Her Health

Women’s Oral Health – Issues And Tips

Oral Health

Oral Health

Women have different dental needs than men. In fact, women have differing needs as they grow and age and they are most noticeable at different stages in their lives. Periodontal disease is the condition women are at most risk of contracting. This is directly related to sensitivities that occur during hormonal changes in a woman’s life.

When a woman goes through a stage in her life where hormones are active such as during puberty, menstruation, pregnancy and menopause, she is at higher risk of dental issues. The hormonal changes at these stages can trigger gum sensitivities resulting from how their body reacts to the bacteria contained in plaque. If left unchecked it may become gum disease.

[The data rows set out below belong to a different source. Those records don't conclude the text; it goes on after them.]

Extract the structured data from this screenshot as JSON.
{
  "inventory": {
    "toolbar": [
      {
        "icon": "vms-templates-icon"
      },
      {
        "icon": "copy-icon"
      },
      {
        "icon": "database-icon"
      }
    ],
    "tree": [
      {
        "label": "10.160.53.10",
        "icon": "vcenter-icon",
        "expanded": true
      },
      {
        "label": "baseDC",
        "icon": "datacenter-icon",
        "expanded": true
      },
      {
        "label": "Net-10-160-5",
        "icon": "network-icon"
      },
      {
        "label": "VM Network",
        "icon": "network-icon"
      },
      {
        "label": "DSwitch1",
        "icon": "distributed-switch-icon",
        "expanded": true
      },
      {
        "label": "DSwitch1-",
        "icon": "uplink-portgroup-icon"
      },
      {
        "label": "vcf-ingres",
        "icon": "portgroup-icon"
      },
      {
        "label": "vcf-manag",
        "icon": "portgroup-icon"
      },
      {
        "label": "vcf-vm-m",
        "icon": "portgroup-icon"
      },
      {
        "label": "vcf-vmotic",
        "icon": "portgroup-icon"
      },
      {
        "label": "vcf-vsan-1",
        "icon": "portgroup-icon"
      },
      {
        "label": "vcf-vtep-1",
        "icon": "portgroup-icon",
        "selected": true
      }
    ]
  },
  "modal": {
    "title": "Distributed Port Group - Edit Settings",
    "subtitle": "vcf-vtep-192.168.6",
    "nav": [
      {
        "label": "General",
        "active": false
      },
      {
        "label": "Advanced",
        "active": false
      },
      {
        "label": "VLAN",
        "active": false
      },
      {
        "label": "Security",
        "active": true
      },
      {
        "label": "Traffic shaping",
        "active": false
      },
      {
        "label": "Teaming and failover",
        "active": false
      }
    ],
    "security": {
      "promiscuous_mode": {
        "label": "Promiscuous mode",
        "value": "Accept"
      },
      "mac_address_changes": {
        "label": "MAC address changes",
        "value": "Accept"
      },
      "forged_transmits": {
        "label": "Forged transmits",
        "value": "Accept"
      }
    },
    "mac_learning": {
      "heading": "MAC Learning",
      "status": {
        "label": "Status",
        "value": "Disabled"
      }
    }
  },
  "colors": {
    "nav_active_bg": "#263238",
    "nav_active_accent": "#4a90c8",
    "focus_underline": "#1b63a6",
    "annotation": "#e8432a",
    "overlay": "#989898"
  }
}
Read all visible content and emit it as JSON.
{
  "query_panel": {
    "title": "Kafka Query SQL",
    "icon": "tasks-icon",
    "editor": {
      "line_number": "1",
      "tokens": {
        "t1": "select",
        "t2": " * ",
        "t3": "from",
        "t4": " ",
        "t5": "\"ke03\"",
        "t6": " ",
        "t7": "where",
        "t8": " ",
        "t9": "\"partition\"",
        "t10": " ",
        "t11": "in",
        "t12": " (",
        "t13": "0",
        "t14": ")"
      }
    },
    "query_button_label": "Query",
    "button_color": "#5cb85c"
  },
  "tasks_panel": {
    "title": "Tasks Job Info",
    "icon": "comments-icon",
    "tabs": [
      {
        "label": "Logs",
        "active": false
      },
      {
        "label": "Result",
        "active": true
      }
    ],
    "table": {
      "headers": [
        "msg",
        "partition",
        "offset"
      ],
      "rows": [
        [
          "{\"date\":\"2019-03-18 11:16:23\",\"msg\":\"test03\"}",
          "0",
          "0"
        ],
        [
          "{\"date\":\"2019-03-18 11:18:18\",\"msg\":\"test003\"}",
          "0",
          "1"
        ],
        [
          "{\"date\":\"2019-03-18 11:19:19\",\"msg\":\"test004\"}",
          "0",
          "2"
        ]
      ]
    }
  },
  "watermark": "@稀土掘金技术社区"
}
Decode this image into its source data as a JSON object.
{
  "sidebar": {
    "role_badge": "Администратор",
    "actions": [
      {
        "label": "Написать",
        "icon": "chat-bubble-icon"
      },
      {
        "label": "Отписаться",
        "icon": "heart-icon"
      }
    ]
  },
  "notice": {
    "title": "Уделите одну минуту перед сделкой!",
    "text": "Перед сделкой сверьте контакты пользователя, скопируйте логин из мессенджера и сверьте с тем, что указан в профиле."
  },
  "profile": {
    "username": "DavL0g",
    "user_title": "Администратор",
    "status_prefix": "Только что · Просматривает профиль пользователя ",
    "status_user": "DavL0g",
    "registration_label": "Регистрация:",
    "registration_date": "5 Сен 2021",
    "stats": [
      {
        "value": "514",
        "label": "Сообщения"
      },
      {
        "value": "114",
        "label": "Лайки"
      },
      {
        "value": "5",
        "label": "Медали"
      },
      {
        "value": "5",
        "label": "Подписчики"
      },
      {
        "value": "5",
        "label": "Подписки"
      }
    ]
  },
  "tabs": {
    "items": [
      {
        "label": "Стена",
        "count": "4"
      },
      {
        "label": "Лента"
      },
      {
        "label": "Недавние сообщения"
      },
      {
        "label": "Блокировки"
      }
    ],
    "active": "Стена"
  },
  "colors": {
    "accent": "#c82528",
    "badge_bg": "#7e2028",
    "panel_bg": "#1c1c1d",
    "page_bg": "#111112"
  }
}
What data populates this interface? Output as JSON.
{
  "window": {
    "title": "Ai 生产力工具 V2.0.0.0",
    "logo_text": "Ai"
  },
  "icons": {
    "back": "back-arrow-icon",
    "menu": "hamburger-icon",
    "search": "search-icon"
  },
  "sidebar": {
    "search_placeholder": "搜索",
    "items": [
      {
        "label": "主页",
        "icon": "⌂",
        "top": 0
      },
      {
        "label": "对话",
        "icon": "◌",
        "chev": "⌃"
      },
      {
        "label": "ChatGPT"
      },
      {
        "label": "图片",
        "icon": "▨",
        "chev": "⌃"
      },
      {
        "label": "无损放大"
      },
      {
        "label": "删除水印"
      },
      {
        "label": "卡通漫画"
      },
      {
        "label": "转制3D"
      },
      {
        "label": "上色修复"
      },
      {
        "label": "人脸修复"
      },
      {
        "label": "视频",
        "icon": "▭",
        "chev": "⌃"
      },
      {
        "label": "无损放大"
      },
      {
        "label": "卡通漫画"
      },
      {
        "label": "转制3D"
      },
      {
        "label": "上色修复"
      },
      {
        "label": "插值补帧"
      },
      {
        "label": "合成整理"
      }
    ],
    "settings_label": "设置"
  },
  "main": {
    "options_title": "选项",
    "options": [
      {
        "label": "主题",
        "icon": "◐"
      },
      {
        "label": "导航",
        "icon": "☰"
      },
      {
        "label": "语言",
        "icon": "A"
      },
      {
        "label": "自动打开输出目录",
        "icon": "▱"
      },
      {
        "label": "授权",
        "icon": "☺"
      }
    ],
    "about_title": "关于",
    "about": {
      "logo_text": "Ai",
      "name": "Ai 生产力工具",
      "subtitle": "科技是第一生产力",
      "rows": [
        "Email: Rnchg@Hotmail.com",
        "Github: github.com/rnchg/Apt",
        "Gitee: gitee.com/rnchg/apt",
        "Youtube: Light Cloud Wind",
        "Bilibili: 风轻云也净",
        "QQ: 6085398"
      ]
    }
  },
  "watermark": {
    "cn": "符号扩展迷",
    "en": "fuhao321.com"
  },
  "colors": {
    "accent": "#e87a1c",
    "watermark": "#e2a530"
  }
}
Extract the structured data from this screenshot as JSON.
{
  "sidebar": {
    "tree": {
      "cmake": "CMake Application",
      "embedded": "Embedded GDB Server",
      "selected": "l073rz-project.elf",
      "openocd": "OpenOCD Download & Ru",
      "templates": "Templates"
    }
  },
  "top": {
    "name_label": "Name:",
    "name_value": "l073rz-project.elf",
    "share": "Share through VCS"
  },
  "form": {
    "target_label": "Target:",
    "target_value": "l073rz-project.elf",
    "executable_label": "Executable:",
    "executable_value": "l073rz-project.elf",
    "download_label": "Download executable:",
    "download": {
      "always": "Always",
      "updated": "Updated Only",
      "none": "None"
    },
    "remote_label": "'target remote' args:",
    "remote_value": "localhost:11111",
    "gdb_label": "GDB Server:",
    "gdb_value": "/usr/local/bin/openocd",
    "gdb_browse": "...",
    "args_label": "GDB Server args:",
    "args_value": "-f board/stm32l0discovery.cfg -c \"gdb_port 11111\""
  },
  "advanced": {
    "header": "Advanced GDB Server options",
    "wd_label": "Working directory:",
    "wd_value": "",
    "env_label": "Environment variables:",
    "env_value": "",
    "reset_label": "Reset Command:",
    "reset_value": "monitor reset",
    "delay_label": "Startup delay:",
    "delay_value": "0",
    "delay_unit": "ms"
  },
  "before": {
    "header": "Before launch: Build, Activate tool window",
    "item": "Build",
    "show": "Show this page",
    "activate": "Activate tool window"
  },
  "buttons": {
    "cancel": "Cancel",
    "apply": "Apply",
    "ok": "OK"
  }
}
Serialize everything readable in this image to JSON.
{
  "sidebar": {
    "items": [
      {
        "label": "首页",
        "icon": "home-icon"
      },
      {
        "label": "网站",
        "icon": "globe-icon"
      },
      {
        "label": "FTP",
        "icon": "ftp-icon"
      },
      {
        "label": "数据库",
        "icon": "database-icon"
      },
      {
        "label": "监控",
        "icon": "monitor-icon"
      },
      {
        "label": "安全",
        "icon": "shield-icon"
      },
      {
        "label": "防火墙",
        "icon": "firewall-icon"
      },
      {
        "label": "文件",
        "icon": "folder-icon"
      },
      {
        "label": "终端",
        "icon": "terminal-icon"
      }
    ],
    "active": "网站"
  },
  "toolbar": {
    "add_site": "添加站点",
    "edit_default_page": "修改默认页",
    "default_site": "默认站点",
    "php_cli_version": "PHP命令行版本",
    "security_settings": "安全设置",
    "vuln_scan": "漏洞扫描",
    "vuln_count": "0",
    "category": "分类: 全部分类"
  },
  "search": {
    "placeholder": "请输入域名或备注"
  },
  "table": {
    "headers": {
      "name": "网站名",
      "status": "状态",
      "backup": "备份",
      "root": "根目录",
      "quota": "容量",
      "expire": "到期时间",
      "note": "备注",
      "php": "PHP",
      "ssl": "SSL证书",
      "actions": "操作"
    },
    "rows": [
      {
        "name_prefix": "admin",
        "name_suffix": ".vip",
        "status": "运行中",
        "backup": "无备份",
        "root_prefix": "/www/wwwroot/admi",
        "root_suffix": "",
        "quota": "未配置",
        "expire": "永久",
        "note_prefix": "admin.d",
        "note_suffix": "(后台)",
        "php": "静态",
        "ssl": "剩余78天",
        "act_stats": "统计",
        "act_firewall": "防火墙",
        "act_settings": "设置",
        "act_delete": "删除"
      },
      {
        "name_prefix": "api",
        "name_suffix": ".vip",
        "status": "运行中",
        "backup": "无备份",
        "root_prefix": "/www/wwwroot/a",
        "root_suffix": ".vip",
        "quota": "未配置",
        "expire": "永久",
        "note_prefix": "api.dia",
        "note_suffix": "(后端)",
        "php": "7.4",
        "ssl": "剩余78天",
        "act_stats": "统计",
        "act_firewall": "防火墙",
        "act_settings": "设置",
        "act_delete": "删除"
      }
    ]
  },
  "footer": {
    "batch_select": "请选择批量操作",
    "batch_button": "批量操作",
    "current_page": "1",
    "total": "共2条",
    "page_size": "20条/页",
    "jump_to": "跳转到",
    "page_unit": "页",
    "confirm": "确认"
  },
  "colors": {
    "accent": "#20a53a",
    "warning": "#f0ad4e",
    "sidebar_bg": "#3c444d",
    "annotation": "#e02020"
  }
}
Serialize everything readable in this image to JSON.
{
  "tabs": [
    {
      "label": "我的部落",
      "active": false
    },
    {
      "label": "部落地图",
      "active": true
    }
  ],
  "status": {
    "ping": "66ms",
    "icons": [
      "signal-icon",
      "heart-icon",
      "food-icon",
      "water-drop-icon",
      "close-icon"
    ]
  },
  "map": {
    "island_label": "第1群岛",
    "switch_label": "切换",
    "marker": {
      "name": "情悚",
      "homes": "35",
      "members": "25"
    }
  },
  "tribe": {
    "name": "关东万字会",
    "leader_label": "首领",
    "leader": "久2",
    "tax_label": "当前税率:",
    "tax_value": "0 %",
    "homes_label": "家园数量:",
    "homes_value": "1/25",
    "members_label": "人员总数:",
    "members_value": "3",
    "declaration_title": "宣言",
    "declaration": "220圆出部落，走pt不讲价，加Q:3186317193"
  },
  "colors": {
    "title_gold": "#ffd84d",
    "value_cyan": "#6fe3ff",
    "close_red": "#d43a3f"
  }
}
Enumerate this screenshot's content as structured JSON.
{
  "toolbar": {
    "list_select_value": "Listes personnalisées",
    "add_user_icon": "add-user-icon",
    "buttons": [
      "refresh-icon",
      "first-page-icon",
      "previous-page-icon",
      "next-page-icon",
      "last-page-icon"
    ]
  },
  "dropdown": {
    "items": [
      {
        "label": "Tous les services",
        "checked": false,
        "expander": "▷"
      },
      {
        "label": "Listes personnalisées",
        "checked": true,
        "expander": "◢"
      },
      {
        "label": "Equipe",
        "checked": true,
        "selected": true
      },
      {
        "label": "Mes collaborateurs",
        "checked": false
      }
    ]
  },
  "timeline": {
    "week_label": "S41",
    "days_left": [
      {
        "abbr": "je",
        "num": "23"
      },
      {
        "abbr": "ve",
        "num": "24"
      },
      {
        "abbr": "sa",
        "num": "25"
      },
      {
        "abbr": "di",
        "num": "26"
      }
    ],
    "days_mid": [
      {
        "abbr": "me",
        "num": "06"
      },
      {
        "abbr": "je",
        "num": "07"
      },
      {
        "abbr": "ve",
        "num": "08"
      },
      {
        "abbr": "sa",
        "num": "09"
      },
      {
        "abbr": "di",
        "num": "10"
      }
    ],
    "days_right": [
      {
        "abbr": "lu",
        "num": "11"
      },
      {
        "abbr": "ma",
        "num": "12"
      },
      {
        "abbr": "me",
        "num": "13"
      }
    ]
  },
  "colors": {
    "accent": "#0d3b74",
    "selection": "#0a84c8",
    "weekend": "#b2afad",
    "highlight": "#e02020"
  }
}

The fluctuations in hormone levels women experience as they age has a tremendous impact on their oral health. Not only are your at greater risk of contracting gingivitis, gum inflammation, canker sores, dry mouth and gum disease, if you are prone to periodontal disease, your odds are even greater of a reoccurrence.

Let’s take a closer look at what can be done to protect your teeth and gums during the different stages:


The female sex hormones estrogen and progesterone increase productivity as you enter your teen years. What this does is increase blood flow in your gums which can leave them feeling a little more sensitive than normal. They will react by becoming irritated more easily by plaque and will show signs of this by turning red, swelling slightly and bleeding easily.

Visiting your dentist regularly during puberty will reduce the irritation. Plaque removal combined with a concentrated effort of home oral care is most important at this stage in your life. Brushing and flossing should reduce plaque buildup and as puberty progresses, swelling will eventually end along with the other signs.

Oral Health


Because the female body gets flooded with a surge of the hormone progesterone just prior to the start of menses each month, it causes several changes in a woman’s mouth. They include canker sores, lesions, bleeding gums, gum swelling and swelling of the salivary glands. Although not all women have this reaction, it does increase the risk of gum disease.

It is at this time in the monthly cycle that women should be particularly focused on oral hygiene. If plaque buildup is common, your risk will increase but you can still combat it with proper oral care. This is when brushing, flossing and diet will play a larger role in keeping your mouth, teeth and gums healthy and strong during your period.


The connection between periodontal disease and pregnant women is well documented. In fact, if you contract it during pregnancy it can have a huge impact on your child. For example, your risk of delivering pre-term increases as does having an infant with a low birth weight. Research shows that being pregnant with periodontal disease multiplies these risks by up to a factor of seven.

Symptoms to watch out for include bleeding gums during brushing or flossing, and tender, swollen or irritated gums. Treating these will require immediate attention by making an appointment to see your dentist as soon as possible. A professional cleaning should remove any plaque buildup which will reduce the symptoms right away.


As this is the time of a woman’s life where there are still more hormonal changes, it is interesting to note that oral health is not normally affected by menopause. The only exception is if you happen to have menopausal gingivostomatitis. This rare disease will make your gums deep red in colour and they will be shiny, dry and will bleed easily.

Changes in your mouth during menopause may include changing taste sensations, a burning in the mouth, reduced saliva production and increased sensitivities to hot or cold food items. Partial bridge and dentures may become difficult to wear, insert or remove. When this happens, see your dental professional for assistance in dealing with this issue.

For more information on the best ways to clean dentures, click here.

Oral Contraceptives

Women using a birth control pill can experience inflammation of the gums. This is because the hormone contained in the contraceptive increases the production of progesterone. This hormone is used as a growth stimulant by the bacteria that causes periodontal disease. Strong oral hygiene habits are the key when using contraceptives.

Oral Health

Keep A Consistent Oral Care Regimen

By always taking proper care of your teeth you can reduce the risk of developing any kind of gum disease. Women, in particular, must be diligent in watching for the signs of potential issues resulting from hormonal changes.

Staying on top of your dental hygiene and regularly seeking professional cleanings by a dentist will greatly reduce the chance of contracting gum disease.

About the Author:

Jade Roberts owns and operates False Teeth Options which provides valuable information and resources regarding false teeth, dental implants, and cosmetic dentistry to people of all ages.